## PIMS/UBC Distinguished Lecture: Robert McCann

- Date: 08/20/2012
- Time: 15:00

**Robert McCann**

Robert McCann has been a Professor of Mathematics at the University of Toronto since 1998.

He grew up in Windsor Ontario, and studied engineering and physics at Queen's University before completing his doctorate in mathematics at Princeton in 1994. In the subsequent years, McCann has emerged as a leading figure in the development of the theory of optimal transportation. His work balances very pure contributions to deep mathematics with the discovery of new applications to image processing, atmospheric circulation patterns, and to optimizing economic decisions.

Before accepting a position at the University of Toronto, McCann was Tamarkin Assistant Professor of Mathematics at Brown University in Providence, Rhode Island.

His past awards include an American Mathematical Society Centennial Fellowship, the Monroe Martin Prize in Applied Mathematics, and the Coxeter-James Prize of the Canadian Mathematical Society. He currently serves as Editor-in-Chief of the Canadian Journal of Mathematics.

University of British Columbia

A glimpse into the differential geometry and topology of optimal transportation.

The Monge-Kantorovich optimal transportation problem is to pair producers with consumers so as to minimize a given transportation cost. When the producers and consumers are modeled by probability densities on two given manifolds or subdomains, it is interesting to try to understand the structure of the optimal pairing as a subset of the product manifold. This subset may or may not be the graph of a map.

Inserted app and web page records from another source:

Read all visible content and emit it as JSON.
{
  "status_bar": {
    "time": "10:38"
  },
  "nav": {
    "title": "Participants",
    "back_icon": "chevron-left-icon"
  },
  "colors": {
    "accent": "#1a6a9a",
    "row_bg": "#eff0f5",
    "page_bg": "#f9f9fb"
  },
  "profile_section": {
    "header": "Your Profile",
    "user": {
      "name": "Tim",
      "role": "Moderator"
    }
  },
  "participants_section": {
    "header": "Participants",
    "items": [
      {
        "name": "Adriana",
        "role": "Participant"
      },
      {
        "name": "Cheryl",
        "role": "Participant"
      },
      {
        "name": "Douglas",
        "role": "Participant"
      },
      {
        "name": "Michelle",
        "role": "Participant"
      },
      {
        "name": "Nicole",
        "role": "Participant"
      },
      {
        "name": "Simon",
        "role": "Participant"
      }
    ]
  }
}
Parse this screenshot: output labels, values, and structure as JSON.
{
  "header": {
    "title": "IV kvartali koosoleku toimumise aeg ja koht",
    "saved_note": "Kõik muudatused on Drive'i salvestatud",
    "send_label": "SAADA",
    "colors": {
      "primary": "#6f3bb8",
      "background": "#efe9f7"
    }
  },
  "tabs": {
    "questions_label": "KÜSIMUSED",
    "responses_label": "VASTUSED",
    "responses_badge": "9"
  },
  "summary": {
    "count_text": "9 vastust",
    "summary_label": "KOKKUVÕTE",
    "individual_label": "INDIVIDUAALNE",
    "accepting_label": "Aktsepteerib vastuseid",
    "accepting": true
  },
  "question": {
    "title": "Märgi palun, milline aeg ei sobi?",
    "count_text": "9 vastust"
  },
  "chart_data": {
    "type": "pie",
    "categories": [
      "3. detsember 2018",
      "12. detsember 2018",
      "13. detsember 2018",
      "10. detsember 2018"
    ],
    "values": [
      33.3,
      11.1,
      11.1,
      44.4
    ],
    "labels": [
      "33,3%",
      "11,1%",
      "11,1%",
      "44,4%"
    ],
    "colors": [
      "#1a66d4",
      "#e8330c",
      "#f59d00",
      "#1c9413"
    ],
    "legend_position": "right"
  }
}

The talk will expose the differential topology and geometry underlying many basic phenomena in optimal transportation. It surveys questions concerning Monge maps and Kantorovich measures: existence and regularity of the former, uniqueness of the latter, and estimates for the dimension of its support, as well as the associated linear programming duality. It shows the answers to these questions concern the differential geometry and topology of the chosen transportation cost. It establishes new connections --- some heuristic and others rigorous ---based on the properties of the cross-difference of this cost, and its Taylor expansion at the diagonal.

See preprint at www.math.toronto.edu/mccann/publications

Location: WMAX 110